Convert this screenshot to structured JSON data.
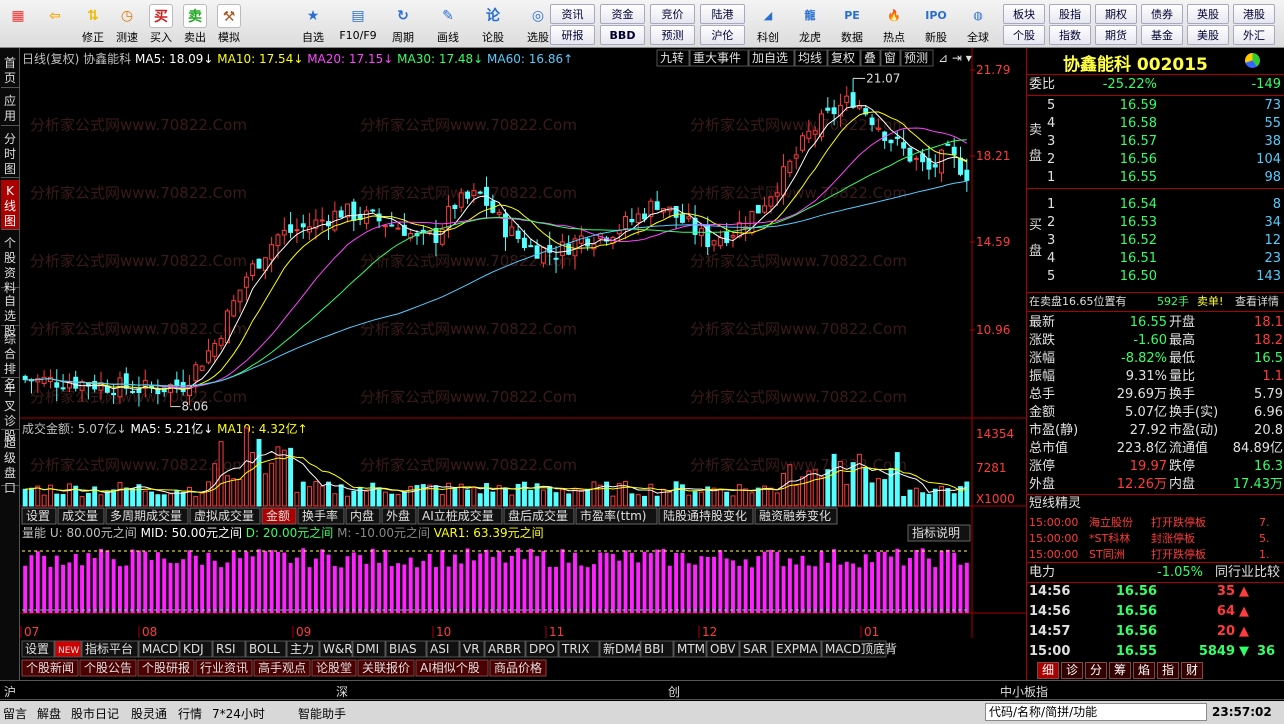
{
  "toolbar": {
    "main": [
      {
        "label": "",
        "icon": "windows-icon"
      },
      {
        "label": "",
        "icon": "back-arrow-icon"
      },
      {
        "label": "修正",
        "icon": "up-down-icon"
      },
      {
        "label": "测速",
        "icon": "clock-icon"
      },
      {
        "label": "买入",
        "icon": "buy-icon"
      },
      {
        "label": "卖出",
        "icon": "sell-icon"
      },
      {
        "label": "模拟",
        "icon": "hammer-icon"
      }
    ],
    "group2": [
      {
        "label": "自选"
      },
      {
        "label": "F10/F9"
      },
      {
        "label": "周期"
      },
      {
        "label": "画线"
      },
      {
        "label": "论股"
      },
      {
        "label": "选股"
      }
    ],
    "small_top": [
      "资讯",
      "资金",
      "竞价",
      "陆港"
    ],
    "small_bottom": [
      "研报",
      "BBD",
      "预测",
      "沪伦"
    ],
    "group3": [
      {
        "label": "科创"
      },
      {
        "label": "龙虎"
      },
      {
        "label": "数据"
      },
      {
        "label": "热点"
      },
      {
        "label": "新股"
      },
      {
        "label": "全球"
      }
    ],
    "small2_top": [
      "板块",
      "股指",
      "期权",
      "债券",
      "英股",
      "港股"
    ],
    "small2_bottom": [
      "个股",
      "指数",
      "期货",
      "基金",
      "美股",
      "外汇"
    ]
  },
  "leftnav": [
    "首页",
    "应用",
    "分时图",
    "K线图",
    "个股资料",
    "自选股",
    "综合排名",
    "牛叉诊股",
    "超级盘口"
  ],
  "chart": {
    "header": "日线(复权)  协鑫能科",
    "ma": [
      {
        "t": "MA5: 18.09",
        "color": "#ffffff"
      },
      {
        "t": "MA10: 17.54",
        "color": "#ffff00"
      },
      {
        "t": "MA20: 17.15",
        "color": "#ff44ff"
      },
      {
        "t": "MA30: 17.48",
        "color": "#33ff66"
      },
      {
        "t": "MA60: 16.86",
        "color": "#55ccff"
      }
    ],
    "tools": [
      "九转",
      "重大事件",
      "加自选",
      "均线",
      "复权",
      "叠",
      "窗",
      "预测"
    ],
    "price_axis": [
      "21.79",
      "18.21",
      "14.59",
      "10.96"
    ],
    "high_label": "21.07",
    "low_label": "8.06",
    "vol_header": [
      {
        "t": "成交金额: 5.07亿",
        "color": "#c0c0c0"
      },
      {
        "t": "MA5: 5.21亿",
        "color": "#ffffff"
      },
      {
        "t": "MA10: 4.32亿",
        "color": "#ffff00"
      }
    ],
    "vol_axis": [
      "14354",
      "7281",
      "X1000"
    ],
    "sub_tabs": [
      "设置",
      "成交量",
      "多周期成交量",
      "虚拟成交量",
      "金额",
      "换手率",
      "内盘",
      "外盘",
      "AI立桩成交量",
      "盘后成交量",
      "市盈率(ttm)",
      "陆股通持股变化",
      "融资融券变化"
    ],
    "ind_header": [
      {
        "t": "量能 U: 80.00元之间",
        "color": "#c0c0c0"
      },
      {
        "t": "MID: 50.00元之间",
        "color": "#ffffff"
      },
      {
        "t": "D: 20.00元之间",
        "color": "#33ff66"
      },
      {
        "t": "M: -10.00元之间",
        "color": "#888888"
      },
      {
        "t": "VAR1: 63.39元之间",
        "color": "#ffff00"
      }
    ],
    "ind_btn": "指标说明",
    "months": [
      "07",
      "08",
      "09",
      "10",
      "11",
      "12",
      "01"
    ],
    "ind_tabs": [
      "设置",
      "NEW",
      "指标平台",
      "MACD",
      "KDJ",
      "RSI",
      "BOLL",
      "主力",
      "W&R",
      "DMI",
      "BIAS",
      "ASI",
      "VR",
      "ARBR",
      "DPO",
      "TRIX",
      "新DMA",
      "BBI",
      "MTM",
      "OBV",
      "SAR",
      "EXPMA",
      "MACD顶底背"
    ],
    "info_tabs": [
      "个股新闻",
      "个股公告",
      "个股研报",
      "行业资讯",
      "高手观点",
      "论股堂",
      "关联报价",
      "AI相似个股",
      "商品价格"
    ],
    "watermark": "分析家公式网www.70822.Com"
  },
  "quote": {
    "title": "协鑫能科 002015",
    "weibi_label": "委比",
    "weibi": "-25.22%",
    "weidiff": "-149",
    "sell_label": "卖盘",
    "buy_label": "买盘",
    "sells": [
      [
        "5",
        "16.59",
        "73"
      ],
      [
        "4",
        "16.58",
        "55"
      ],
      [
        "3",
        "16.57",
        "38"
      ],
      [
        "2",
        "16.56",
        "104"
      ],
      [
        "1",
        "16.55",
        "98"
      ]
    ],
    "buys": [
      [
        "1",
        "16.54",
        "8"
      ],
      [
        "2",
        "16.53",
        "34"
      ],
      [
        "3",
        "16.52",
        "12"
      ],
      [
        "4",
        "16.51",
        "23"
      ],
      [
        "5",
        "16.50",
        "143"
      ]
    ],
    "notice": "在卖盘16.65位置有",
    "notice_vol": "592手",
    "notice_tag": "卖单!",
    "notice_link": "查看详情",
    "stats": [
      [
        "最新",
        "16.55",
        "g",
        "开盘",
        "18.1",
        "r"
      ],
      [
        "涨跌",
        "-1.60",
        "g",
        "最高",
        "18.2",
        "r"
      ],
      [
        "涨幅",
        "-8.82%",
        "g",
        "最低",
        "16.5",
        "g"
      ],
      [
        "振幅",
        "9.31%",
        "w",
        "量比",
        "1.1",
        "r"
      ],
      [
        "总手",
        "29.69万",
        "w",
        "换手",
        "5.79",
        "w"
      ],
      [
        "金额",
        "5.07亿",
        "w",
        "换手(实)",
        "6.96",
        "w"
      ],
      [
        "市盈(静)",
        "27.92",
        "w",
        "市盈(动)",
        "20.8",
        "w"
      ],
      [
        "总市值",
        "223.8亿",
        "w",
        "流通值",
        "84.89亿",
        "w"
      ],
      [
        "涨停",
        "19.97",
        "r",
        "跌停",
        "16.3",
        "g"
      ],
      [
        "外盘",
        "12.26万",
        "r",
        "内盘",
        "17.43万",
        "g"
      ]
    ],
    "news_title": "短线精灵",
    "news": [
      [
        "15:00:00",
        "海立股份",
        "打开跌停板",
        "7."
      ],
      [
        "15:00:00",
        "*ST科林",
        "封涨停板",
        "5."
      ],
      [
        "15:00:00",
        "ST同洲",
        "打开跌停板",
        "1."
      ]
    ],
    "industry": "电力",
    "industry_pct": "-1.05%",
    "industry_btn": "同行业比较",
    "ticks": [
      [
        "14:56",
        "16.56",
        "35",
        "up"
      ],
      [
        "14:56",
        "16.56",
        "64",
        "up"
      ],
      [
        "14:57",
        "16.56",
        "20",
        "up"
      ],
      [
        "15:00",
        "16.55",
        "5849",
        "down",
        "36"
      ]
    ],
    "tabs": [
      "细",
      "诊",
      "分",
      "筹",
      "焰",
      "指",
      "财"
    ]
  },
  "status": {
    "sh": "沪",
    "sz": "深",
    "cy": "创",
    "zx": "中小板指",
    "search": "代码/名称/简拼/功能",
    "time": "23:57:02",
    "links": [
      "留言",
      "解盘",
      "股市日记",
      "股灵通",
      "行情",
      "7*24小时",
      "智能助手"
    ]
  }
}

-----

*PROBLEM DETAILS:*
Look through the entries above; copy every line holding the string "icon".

*SOLUTION FOR THIS EXERCISE:*
        "icon": "windows-icon"
        "icon": "back-arrow-icon"
        "icon": "up-down-icon"
        "icon": "clock-icon"
        "icon": "buy-icon"
        "icon": "sell-icon"
        "icon": "hammer-icon"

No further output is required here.